On November 2, the Department published a six year ANASE study (The Attitudes to Noise from Aviation Sources in England) on its website.

But critics have accused the Department of running away from the findings of its own study because it has found that aircraft noise causes much more annoyance than the Government or the aviation industry has previously admitted.

The Government has consistently maintained that aircraft noise only starts to annoy people when it averages out at 57 decibels.

But the new study suggests that significant annoyance starts at around 50 decibels. According to pressure group HACAN that is consistent with the findings of the World Health Organisation.

The report's timing is crucial because it comes just before the campaign for a third runway at Heathrow. This can only go ahead if ministers are able to show that the expansion will not result in breaches to EU air quality limits and that there will be no increased exposure to noise in the area around the airport.

If the line is drawn at 50 decibels, noise can be shown to affect residents living inside a large area running from Slough and Maidenhead to Clapham Common and Battersea.

The area covers more than 2 million people including Hammersmith & Fulham residents. Local campaign groups argue they have been telling the Government this for years.

John Stewart, Chair of HACAN, said, “Local people have been vindicated. For over 10 years now local people in areas more than 15 miles from the airport have been complaining about aircraft noise problems. This study shows they have not been imagining it.”

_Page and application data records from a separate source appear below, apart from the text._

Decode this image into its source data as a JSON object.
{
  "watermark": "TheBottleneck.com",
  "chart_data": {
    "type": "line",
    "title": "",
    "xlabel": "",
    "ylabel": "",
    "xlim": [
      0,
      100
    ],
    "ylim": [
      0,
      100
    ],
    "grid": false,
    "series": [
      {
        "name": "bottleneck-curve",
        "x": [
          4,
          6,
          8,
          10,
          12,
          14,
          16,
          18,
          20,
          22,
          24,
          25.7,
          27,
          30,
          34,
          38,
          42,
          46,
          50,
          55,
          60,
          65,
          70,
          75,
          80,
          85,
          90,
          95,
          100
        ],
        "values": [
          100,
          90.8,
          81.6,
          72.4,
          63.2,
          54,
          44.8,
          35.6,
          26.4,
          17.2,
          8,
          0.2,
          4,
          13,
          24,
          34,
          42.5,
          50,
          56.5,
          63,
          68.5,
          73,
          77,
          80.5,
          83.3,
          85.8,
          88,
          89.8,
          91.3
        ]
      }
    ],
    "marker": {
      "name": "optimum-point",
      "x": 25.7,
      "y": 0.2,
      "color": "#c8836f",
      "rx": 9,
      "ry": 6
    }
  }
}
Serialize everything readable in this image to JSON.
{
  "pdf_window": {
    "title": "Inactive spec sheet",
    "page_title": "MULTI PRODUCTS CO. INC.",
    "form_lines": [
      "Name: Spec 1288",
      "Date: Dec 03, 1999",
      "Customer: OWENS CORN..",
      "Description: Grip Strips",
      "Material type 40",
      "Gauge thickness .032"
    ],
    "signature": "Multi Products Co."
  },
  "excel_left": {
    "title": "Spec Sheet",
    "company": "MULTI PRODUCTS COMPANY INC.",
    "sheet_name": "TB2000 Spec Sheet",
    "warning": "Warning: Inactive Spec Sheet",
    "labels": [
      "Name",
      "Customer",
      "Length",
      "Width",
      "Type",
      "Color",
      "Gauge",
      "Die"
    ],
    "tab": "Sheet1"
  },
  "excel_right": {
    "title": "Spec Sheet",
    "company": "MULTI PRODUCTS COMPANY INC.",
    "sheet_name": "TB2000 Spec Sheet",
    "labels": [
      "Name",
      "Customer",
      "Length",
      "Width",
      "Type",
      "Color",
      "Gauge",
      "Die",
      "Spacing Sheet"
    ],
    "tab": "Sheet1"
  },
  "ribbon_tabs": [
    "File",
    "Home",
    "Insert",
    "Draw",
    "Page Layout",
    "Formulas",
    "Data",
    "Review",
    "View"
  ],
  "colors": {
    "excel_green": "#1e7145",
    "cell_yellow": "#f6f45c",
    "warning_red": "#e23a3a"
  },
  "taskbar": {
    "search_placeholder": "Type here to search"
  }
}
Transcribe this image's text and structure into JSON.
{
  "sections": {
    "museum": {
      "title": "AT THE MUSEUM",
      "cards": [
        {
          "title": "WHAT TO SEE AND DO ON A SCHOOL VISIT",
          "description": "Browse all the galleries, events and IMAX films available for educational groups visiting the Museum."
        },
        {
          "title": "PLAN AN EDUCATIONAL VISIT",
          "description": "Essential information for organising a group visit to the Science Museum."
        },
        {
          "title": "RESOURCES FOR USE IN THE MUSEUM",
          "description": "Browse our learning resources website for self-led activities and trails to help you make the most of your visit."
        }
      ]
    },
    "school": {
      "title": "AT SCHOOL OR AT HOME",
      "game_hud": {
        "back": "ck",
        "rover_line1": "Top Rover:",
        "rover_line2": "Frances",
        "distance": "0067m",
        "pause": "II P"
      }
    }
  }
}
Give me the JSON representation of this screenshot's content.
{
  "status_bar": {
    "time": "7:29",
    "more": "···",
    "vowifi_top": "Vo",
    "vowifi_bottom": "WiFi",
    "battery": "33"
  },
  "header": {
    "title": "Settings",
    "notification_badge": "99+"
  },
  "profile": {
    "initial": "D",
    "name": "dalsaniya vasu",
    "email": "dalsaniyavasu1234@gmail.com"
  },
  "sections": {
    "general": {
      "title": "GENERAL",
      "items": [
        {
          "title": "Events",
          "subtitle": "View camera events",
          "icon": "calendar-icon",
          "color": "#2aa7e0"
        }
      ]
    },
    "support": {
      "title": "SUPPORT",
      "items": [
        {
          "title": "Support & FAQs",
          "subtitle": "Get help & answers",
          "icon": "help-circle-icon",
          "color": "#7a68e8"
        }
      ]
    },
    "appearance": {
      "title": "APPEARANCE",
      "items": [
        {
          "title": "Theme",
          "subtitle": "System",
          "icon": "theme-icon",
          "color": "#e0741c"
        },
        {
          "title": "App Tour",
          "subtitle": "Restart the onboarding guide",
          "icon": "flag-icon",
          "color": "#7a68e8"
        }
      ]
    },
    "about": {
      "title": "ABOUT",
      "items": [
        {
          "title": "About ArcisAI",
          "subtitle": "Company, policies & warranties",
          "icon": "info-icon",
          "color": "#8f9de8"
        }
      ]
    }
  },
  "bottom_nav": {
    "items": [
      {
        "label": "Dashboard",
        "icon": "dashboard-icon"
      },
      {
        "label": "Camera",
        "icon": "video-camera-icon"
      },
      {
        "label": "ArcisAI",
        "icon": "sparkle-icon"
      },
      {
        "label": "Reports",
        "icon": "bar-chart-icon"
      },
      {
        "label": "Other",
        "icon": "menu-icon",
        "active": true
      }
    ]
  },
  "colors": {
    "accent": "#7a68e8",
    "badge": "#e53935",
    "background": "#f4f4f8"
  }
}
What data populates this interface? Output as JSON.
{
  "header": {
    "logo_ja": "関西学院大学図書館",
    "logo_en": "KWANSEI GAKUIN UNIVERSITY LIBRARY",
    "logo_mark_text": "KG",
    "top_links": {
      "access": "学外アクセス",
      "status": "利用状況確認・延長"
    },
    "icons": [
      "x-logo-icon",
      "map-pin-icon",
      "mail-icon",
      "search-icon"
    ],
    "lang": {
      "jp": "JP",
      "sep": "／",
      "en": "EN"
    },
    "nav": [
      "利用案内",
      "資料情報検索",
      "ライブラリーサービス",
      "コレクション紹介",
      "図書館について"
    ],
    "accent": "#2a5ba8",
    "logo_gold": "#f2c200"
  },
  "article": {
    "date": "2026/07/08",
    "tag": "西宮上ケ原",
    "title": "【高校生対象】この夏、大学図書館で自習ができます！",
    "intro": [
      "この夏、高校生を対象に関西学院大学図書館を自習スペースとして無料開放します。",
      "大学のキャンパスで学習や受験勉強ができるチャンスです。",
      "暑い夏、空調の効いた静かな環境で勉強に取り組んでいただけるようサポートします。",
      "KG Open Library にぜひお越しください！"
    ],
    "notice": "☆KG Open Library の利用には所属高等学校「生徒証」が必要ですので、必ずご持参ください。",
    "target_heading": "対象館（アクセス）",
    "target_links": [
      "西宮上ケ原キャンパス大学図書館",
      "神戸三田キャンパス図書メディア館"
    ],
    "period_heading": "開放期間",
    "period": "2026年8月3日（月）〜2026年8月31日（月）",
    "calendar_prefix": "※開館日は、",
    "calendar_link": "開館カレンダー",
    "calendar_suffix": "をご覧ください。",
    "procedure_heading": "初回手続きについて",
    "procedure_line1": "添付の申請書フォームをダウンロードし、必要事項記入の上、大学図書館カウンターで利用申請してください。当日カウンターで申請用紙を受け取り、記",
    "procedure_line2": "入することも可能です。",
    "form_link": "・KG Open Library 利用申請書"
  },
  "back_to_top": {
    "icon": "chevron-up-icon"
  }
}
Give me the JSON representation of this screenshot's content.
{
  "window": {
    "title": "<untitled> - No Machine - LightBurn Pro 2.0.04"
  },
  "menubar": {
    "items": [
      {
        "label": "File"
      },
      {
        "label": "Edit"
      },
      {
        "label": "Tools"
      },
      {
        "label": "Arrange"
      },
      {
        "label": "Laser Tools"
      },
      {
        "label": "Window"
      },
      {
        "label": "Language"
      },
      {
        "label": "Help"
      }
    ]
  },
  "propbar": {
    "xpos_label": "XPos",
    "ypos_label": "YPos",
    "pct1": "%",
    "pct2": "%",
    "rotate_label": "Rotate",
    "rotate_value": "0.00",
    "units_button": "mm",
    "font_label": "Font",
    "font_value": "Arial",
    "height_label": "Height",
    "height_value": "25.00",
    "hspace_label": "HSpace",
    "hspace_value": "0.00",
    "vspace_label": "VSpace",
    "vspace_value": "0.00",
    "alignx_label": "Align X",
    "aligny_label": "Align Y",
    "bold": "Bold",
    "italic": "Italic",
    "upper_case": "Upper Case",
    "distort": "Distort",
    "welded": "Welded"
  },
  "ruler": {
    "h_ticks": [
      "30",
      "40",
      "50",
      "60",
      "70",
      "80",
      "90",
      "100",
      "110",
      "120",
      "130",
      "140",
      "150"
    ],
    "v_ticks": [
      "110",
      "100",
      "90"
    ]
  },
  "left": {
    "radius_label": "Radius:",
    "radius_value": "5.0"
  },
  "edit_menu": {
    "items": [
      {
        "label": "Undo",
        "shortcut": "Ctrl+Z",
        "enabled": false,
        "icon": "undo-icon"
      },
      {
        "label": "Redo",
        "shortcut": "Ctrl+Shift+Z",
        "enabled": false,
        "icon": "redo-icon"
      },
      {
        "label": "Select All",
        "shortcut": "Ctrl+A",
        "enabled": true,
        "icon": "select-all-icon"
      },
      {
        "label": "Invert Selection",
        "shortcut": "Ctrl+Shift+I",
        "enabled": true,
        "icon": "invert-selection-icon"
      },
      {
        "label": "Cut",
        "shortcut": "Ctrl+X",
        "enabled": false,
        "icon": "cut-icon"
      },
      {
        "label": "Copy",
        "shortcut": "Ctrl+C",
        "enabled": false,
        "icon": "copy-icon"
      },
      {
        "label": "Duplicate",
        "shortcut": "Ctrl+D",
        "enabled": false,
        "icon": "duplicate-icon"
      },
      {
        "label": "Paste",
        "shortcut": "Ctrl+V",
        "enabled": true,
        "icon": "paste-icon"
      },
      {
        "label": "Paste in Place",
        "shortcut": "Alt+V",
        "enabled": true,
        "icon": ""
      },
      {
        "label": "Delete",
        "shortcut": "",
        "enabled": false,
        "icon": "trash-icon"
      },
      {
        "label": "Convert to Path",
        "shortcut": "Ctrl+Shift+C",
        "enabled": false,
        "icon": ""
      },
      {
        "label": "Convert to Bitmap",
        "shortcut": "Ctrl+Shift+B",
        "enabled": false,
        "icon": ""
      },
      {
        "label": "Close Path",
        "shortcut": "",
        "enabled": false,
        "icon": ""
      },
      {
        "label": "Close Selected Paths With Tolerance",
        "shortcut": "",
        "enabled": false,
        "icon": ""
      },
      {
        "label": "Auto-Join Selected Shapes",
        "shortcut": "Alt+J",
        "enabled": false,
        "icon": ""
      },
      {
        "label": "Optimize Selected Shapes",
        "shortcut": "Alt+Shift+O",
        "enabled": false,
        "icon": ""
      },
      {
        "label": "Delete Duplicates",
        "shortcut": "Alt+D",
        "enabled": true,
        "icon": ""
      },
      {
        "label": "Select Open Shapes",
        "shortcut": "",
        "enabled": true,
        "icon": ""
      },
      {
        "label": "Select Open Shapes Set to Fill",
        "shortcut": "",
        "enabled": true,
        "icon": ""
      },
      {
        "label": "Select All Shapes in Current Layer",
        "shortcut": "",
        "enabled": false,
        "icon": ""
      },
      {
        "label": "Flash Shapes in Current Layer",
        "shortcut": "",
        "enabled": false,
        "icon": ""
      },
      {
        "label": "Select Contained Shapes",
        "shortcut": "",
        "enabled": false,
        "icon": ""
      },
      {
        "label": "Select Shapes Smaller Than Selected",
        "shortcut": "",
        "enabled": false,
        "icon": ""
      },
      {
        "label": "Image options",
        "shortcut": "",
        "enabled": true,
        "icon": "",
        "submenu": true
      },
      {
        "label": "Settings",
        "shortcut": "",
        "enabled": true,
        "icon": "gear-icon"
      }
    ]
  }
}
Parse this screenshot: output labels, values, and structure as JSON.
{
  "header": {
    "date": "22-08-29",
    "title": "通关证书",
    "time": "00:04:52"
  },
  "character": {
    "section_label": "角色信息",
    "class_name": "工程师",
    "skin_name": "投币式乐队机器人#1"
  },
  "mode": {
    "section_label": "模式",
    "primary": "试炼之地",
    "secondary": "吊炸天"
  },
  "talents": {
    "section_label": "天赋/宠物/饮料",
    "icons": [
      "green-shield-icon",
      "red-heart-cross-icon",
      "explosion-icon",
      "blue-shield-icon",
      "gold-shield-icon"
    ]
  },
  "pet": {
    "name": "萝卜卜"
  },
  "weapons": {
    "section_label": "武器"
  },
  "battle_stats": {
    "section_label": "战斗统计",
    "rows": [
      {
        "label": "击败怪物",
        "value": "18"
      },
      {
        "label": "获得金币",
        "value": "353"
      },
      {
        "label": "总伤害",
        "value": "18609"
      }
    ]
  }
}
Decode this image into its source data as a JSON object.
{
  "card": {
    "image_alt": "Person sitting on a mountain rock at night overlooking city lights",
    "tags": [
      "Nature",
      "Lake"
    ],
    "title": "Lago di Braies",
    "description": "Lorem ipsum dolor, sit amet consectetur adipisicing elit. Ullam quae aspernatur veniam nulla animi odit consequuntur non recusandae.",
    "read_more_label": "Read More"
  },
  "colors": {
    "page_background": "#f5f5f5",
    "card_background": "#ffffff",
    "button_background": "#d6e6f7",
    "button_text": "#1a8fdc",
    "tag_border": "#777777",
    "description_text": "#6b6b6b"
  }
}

The government has said it will publish the latest expansion plans for a third runway at Heathrow at the end of December. The current annual movements limit at the airport is 480,000. If both runway alternation were ended and a third runway built the number of flights each year at Heathrow could rise to around 800,000.

 

November 9, 2007